Following the above steps to get your cat comfortable with you touching their feet can also help you monitor the health of your feline companion’s paws for any wounds, small cuts and sores that can develop. Wiping paws on a daily basis with a warm wet towel can help remove everyday dirt and debris as well as chemicals they pick up from the cleaning supplies on floors and other surfaces. Some longhair cats can become irritated by hair in between their toes. If you notice your cat biting their feet, it may be a sign that they need a trim around their toes.

Check Your Cat’s Ears

Ears are often an overlooked part of cat care, but keeping them clean should be a part of your cat’s grooming routine.  Weekly ear checks and cleanings, can prevent common problems like ear mites, allergies and infections. To notice any issues, you need to know what your cat’s ears usually look like.  To view inside their ear, hold the tip between your thumb and forefinger and gently roll it outward revealing the inner ear.  Inside should be pale pink and odorless with a small amount of light brown wax.

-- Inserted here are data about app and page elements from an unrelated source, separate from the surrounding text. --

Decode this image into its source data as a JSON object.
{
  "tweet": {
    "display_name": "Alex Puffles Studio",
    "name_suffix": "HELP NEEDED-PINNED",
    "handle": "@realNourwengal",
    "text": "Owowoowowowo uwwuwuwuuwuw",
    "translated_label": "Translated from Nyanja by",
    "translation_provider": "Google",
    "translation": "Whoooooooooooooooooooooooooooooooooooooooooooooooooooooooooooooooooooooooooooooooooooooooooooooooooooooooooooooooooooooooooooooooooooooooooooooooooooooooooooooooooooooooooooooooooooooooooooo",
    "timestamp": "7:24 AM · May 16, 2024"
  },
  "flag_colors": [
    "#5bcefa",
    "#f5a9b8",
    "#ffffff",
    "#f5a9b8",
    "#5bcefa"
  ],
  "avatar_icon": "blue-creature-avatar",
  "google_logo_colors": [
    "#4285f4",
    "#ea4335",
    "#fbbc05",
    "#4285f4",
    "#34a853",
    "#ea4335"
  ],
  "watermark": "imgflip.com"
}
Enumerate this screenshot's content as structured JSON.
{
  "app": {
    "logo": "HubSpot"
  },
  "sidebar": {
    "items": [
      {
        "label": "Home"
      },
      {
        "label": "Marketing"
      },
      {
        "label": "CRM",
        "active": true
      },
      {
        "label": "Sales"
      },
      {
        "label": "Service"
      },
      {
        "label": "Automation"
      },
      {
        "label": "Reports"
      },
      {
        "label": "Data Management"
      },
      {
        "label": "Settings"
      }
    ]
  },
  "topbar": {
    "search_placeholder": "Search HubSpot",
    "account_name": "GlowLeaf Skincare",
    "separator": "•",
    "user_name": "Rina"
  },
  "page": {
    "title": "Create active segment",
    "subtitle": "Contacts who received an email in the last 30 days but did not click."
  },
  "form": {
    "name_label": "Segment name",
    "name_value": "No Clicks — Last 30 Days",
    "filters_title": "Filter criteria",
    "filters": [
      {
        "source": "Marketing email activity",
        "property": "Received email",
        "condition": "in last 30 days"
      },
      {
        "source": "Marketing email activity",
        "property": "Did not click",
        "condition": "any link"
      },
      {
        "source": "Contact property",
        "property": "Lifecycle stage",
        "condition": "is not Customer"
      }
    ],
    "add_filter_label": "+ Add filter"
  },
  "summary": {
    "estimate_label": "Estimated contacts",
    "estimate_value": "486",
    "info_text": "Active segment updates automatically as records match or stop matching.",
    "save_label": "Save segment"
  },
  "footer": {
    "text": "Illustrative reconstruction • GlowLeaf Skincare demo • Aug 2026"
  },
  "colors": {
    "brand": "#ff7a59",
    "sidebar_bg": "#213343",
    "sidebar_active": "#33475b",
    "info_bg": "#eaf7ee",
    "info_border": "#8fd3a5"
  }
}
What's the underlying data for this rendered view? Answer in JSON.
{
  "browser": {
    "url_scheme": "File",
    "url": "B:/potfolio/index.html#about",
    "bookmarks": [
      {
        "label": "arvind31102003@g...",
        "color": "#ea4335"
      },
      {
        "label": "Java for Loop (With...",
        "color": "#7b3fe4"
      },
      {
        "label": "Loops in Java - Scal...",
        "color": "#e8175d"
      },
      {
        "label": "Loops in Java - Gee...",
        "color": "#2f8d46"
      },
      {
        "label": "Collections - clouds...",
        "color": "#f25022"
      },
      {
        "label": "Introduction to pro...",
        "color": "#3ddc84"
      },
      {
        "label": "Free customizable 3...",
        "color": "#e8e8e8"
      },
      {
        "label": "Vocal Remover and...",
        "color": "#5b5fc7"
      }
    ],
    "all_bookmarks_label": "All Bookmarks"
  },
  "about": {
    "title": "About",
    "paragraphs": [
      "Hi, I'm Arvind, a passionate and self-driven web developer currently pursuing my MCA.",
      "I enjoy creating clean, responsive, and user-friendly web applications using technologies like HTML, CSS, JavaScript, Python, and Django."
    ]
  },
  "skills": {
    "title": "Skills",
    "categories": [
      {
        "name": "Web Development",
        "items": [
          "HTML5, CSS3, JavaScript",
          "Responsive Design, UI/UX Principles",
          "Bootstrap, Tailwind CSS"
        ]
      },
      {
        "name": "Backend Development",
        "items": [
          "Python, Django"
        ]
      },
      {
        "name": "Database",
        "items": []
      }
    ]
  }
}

If the ear appears healthy, gently wipe the inside with a pad soaked with ear wash to help break down dirt and wax build up. Never insert a Q-Tip or anything else into the ear canal.  This could cause serious damage.

If the ear appears red and sore or there is a lot of discharge-especially red, black or greenish yellow – you should take your cat to the vet.  If you cat is scratching their ears or shaking their head a lot, this also warrants a trip to the doctor because ear problems can be hard to diagnose without microscopic examination to determine the cause and best form of treatment.

Keeping up with your kitty’s grooming needs is a must.  Adding these things to your regular routine will not only help strengthen the bond you have with your cat, but will also help keep your cat as healthy as possible while making it easier for you to notice if something is wrong.

Leave a Reply

Your email address will not be published. Required fields are marked *